And the stunning arrangements by long-time collaborator John Philip Shenale are not the sickly sweet, unimaginative orchestral arrangements that are usually featured in the work of pop artists, they are strange and compelling. All the instruments of the chamber ensemble: violin, viola, cello, oboe, clarinet, flute, bassoon, etc. are given equal billing, and instead of taking turns or creating quiet, background texture, they run together, in a pack, like the title’s hunters, ferocious, tangled, occasionally blurred or muddy-sounding, blending together, running alongside melodies and pushing them onwards.
Another of the most brilliant aspects is the inclusion of Tori’s daughter. Tashya doesn’t just do backing vocals, but plays the part of Anabelle, sings solos and duets with Tori. In fact, the song “Job’s Coffin”, which is practically devoid of Tori singing and a showcase for Tashya’s young but strong, willowy voice, is one of the album’s highlights, featuring the most prominent and memorable melody and a sweet lilting style centred around the lyrics: “Job’s Coffin looks down, to see what mankind is gonna do.”
Even if moments such as the dirge-like and bleak “Battle of Trees” don’t necessarily immediately inspire, there are shimmering classic Tori moments, like the up-tempo second half of “The Edge of the Moon”, middle section of “Star Whisperer” and “Nautical Twilight”. Opener, “Shattering Sea”, based on an improv from her live tours, starts dark and ominous and explodes, the ebb and flow, tension and release of Amos’ superior songwriting, always surprising and delighting, never fitting or conforming.
On “Fearlessness”, after a violent cacophony of strings and woodwind builds and builds it crests and soars, Tori singing “teams of horses of the pride, followed his cry through the fire, demons of the wild, pierced with the wind, did you listen?”. And on the eponymous “Night of Hunters”, Tori and Kelsey Dobyns, her niece, who sounds exactly like Tori, if she’d studied opera at a conservatory, pass the melody between each other, over music stately and dark.
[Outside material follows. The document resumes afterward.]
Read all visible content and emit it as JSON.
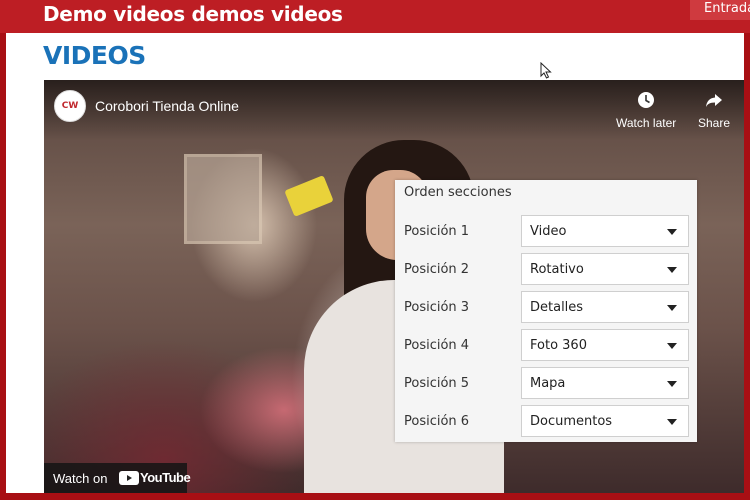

Midway through the song, though, a piano riff inconspicuously descends into a Medieval-style web and network of call and response phrases. “Carry”, the mournful, hopeful album closer, has the sound of great sheets of mist rising off cold, grassy, planes as our heroine laments: “in the procession of the mighty stars, your name is sung and tattooed now on my heart, here I will carry, carry, carry you… forever”.
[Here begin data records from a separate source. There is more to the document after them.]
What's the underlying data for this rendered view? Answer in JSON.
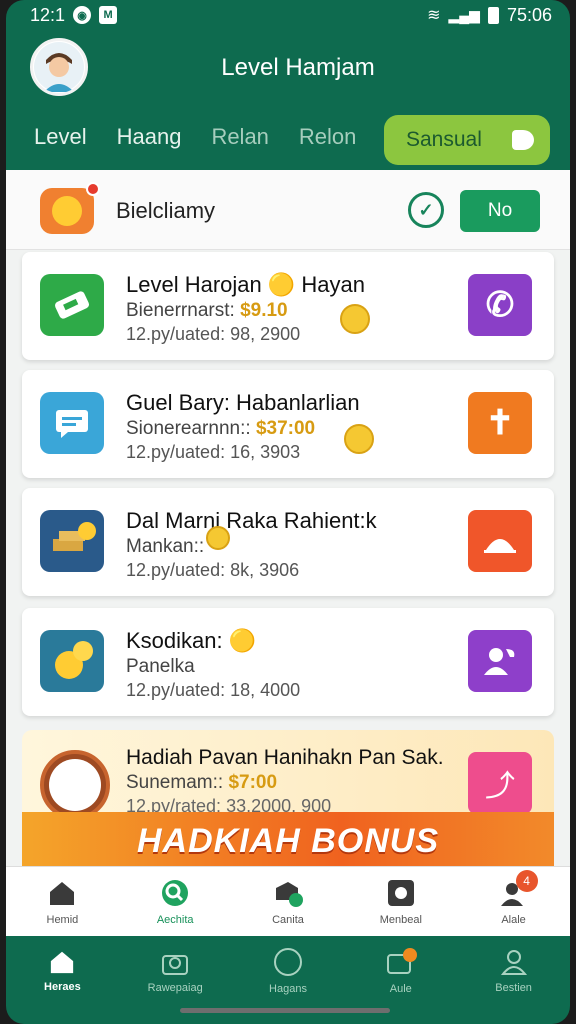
{
  "status": {
    "time_left": "12:1",
    "time_right": "75:06"
  },
  "header": {
    "title": "Level Hamjam"
  },
  "tabs": [
    {
      "label": "Level"
    },
    {
      "label": "Haang"
    },
    {
      "label": "Relan"
    },
    {
      "label": "Relon"
    }
  ],
  "cta": {
    "label": "Sansual",
    "color": "#8cc63f"
  },
  "subheader": {
    "title": "Bielcliamy",
    "button": "No"
  },
  "cards": [
    {
      "title": "Level Harojan 🟡 Hayan",
      "line2_label": "Bienerrnarst:",
      "line2_amount": "$9.10",
      "line3": "12.py/uated: 98, 2900",
      "left_icon": "ticket-icon",
      "right_icon": "phone-icon"
    },
    {
      "title": "Guel Bary: Habanlarlian",
      "line2_label": "Sionerearnnn::",
      "line2_amount": "$37:00",
      "line3": "12.py/uated: 16, 3903",
      "left_icon": "chat-icon",
      "right_icon": "cross-icon"
    },
    {
      "title": "Dal Marni Raka Rahient:k",
      "line2_label": "Mankan::",
      "line2_amount": "",
      "line3": "12.py/uated: 8k, 3906",
      "left_icon": "gold-bars-icon",
      "right_icon": "sunrise-icon"
    },
    {
      "title": "Ksodikan: 🟡",
      "line2_label": "Panelka",
      "line2_amount": "",
      "line3": "12.py/uated: 18, 4000",
      "left_icon": "emoji-icon",
      "right_icon": "user-chat-icon"
    }
  ],
  "bonus": {
    "title": "Hadiah Pavan Hanihakn Pan Sak.",
    "line2_label": "Sunemam::",
    "line2_amount": "$7:00",
    "line3": "12.py/rated: 33.2000, 900",
    "banner": "HADKIAH BONUS"
  },
  "bottom_nav": [
    {
      "label": "Hemid",
      "icon": "home-icon"
    },
    {
      "label": "Aechita",
      "icon": "search-icon"
    },
    {
      "label": "Canita",
      "icon": "badge-check-icon"
    },
    {
      "label": "Menbeal",
      "icon": "camera-icon"
    },
    {
      "label": "Alale",
      "icon": "user-alert-icon",
      "badge": "4"
    }
  ],
  "tab_bar": [
    {
      "label": "Heraes",
      "icon": "home-icon"
    },
    {
      "label": "Rawepaiag",
      "icon": "gift-icon"
    },
    {
      "label": "Hagans",
      "icon": "circle-icon"
    },
    {
      "label": "Aule",
      "icon": "ticket-alert-icon"
    },
    {
      "label": "Bestien",
      "icon": "profile-icon"
    }
  ]
}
This is evocative music of total euphoria, with frenzied, mournful, lulling and baying networks of harmony and melody. There are sections, subsections, movements, drones, themes and variations, recurring motifs, pauses, peaks and troughs. As Tori puts it herself in the aforementioned “Carry”: “Cathedrals of sound are singing”. To attempt to describe it is to do it a disservice.
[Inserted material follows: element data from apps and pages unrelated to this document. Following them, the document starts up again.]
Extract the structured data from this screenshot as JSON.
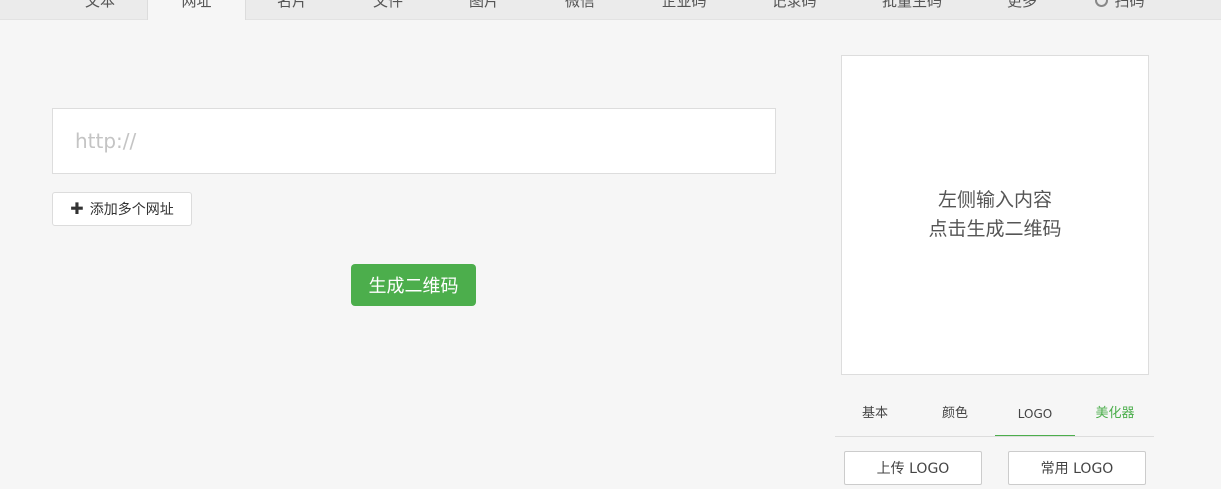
{
  "tabs": [
    {
      "label": "文本"
    },
    {
      "label": "网址"
    },
    {
      "label": "名片"
    },
    {
      "label": "文件"
    },
    {
      "label": "图片"
    },
    {
      "label": "微信"
    },
    {
      "label": "企业码"
    },
    {
      "label": "记录码"
    },
    {
      "label": "批量生码"
    },
    {
      "label": "更多"
    },
    {
      "label": "扫码",
      "icon": "scan-icon"
    }
  ],
  "active_tab": "网址",
  "main": {
    "url_placeholder": "http://",
    "url_value": "",
    "add_label": "添加多个网址",
    "add_icon": "plus-icon",
    "generate_label": "生成二维码"
  },
  "preview": {
    "line1": "左侧输入内容",
    "line2": "点击生成二维码"
  },
  "style_tabs": [
    {
      "label": "基本"
    },
    {
      "label": "颜色"
    },
    {
      "label": "LOGO"
    },
    {
      "label": "美化器"
    }
  ],
  "active_style_tab": "LOGO",
  "logo": {
    "upload_label": "上传 LOGO",
    "common_label": "常用 LOGO"
  },
  "colors": {
    "accent": "#4cae4c",
    "background": "#f6f6f6"
  }
}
We have waited years for Tori to return to music this tearfully punch-packing, difficult, soaring and brave and she has delivered. Her best work for a decade.